Linda Montano: "Mitchell's Death" (1977).
image copyright Linda Montano, courtesy of Video Data Bank, Chicago
Linda Montano (USA)
Using performance as a means of personal transformation and catharsis, "Mitchell's
Death' mourns the death of Linda Montano's ex-husband. Every detail of her
story, from the telephone call announcing the tragedy, to visiting the body,
is chanted by Montano as her face, pierced by acupuncture needles, slowly
comes into focus then goes out again. The chanting is reminiscent of Buddhist
texts, while the needles signify the pain that is necessary for healing and
Originally trained as a sculptor, Linda Montano began using video in the 1970s. Attempting to obliterate the distinction between art and life, Montano's artwork is starkly autobiographical and often concerned with personal and spiritual discipline. Montano's practice often generates performances that last for years. In "Learning to Talk'"(1975-1980) she embodies various roles and explores how language structures identity. In 1983, Montano and artist Tehching Hsieh were literally tied together for one year in a living performance. Montano's work from the 1970s and early 1980s was critical in the development of video by, for, and about women.

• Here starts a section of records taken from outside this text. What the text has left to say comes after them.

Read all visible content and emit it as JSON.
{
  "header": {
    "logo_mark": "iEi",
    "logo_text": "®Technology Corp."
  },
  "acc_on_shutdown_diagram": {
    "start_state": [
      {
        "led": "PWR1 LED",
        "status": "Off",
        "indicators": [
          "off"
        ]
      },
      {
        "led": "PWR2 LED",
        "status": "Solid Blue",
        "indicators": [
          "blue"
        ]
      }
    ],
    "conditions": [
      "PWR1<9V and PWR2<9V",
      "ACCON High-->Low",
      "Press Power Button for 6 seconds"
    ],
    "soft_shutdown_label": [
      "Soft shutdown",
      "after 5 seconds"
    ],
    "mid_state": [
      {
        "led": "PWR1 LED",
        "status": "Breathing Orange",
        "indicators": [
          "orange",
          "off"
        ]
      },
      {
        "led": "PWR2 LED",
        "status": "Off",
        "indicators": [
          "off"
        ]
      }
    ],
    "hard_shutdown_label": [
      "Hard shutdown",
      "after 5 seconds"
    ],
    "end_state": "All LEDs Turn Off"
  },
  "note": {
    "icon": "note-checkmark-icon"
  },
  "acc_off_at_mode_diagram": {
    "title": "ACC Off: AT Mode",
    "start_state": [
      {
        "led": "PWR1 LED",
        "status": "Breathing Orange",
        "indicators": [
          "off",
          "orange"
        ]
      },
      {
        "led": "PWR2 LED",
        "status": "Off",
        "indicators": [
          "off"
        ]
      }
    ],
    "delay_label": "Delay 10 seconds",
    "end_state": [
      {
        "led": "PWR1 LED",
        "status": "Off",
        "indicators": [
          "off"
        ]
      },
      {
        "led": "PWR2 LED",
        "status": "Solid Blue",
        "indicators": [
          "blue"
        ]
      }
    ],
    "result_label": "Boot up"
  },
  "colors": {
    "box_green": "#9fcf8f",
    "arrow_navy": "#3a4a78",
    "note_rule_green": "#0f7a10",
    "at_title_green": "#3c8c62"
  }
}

"Mitchell's Death", 1977, 22:20min.
Linda Montano Website
Video Data Bank, Chicago